  29. When you open the pot, lift the lid away from you so the steam doesn't burn you and use your jar lifter to gently lift your jars straight out of the pot onto your towel.
  30. Leave your jars to cool for 24 hours.
  31. All lids should have popped and will ping if you tap them on top. If they thud instead and have not popped, you'll either need to put them in the fridge and use them in a few days if there are three jars or less. If you have four or more that didn't seal, you can remove the lids, refill the jars with water, replace them with a new lid and start the process over.
  32. If you have more green beans to process, go ahead and start the next cycle now.
  33. Label your jars with the date and what's inside, remove the rings, and store your jars in a cool location. The rings promote bacteria and may compromise your food. You'll want to remove them for storage. Enjoy!

Altitude Adjustment for Pressure Canning

These green beans will keep for up to a year.

These green beans will keep for up to a year.

More Canning Ideas

Yummy! Once you have mastered green beans, you'll likely be hungry for more canning experience. I don't blame you! I generally can a number of things every year, from refried beans, pinto beans, baked beans, lima beans, black beans, green beans, kidney beans, and even great northern beans to corn, diced tomatoes, salsa, pasta sauce, tomato paste, carrots, and tons of different fruit concoctions.

Next on my list is black beans. Be looking for my next recipe, or follow my profile to get access to all of my articles. By canning my own food, not only can I control the various ingredients that go into my jars, but I get to treat my family to a number of truly yummy foods at any time of the year. This is not to mention the great satisfaction that I get from preparing food for my family myself.

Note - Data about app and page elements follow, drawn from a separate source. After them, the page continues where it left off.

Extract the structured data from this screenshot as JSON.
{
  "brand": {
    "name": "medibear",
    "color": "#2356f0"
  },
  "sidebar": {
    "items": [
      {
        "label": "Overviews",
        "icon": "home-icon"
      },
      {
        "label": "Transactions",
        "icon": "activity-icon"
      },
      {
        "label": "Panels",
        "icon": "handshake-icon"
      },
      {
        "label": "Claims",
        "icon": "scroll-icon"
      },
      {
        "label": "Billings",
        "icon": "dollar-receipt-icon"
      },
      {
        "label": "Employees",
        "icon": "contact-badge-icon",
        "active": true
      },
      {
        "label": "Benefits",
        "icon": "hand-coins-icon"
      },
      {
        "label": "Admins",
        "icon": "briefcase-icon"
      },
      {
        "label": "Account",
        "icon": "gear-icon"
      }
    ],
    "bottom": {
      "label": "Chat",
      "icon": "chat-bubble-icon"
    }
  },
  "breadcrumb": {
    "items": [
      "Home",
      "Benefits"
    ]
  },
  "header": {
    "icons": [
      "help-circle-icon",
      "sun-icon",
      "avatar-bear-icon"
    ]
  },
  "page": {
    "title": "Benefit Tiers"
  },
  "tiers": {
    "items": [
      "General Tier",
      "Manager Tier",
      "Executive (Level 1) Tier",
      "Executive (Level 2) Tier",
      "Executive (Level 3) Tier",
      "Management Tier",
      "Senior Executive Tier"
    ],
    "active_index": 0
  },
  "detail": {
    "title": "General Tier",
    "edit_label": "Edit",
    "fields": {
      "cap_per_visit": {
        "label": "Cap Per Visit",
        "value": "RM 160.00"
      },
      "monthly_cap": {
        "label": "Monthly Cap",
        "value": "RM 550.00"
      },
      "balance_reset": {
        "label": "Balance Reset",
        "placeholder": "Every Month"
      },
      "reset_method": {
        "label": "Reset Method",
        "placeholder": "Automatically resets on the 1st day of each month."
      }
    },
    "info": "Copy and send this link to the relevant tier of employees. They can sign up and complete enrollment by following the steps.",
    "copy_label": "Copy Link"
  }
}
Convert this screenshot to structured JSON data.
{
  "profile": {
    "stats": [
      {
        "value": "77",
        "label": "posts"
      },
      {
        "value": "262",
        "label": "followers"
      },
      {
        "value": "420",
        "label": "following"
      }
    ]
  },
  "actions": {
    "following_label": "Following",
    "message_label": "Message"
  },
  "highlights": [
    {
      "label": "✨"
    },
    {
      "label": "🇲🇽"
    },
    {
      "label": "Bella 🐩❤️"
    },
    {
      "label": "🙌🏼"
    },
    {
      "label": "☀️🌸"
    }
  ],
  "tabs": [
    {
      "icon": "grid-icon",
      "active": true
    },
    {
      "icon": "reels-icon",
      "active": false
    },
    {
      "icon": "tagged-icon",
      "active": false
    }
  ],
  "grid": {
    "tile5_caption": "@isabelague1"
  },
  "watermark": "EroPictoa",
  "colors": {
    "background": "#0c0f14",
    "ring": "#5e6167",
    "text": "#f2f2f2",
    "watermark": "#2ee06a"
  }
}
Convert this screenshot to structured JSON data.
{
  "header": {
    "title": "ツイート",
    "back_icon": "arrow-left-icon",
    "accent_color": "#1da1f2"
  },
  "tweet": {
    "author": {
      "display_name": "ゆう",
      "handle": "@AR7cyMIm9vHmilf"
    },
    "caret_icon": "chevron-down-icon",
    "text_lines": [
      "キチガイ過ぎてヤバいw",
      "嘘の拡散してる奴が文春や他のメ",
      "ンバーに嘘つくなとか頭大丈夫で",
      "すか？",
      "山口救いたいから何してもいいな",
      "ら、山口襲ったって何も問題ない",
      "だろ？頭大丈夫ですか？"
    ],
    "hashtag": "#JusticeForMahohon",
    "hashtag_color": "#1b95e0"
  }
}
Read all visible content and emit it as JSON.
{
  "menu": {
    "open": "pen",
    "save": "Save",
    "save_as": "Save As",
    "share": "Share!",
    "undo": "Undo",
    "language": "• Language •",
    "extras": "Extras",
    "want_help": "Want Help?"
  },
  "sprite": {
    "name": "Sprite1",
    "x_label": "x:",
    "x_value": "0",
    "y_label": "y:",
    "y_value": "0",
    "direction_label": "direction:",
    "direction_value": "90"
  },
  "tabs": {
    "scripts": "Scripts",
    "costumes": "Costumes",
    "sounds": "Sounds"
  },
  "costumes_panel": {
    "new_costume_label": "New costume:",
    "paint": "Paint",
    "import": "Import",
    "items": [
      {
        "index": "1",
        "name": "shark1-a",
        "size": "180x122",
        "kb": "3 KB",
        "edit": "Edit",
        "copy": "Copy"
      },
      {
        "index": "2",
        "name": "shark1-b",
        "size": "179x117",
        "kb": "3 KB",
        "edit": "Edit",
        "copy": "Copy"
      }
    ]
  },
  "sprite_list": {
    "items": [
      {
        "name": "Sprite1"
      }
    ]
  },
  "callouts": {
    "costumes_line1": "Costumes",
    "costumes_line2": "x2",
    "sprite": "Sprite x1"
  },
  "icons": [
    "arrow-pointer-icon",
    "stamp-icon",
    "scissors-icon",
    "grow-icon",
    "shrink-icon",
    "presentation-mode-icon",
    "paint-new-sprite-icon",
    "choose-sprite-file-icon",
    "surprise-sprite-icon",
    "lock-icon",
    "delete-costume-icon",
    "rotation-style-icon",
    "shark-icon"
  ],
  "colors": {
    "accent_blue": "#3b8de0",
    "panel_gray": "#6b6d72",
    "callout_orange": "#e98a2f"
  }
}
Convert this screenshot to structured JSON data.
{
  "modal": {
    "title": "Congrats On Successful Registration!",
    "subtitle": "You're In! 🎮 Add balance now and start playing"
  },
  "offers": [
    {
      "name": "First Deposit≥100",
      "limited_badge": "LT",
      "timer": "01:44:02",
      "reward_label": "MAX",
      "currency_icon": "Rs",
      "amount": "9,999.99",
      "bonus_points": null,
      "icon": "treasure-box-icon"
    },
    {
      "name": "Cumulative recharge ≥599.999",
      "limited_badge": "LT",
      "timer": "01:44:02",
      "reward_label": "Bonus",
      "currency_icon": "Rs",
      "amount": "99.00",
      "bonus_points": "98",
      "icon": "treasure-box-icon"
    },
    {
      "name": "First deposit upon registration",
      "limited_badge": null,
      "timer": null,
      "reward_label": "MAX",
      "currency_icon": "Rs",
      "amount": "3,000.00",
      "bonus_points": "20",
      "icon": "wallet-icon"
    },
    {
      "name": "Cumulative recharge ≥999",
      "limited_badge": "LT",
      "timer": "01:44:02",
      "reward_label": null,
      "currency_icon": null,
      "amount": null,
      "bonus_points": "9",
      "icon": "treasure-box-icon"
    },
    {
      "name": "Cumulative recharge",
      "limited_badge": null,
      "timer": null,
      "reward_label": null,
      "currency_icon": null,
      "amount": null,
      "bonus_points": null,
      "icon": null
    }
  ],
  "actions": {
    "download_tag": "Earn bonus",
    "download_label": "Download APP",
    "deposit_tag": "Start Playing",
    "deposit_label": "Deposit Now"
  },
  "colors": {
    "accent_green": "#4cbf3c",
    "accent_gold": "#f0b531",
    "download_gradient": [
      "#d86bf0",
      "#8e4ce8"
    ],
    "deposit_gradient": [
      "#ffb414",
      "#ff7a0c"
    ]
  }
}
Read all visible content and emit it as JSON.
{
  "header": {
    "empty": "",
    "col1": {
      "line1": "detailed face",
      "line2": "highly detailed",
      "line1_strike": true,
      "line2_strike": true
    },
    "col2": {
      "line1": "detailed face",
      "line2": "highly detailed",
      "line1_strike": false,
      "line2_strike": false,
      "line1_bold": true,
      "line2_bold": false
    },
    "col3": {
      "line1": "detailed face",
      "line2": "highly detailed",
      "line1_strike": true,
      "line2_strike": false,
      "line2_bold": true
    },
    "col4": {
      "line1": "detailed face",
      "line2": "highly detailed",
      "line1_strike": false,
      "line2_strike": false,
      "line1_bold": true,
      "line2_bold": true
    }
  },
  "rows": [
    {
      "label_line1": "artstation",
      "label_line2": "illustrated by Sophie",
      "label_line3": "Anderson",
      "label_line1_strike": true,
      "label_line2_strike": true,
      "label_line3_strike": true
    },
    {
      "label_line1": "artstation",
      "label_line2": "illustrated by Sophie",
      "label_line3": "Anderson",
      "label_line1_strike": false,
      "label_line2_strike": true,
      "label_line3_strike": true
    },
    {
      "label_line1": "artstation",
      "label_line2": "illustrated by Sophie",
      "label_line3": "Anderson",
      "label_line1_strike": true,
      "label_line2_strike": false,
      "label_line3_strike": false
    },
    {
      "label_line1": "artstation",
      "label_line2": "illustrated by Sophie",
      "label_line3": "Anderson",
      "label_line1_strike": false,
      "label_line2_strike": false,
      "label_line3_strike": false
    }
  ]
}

I hope you enjoy! Feel free to leave me any comments or questions.

© 2018 Victoria Van Ness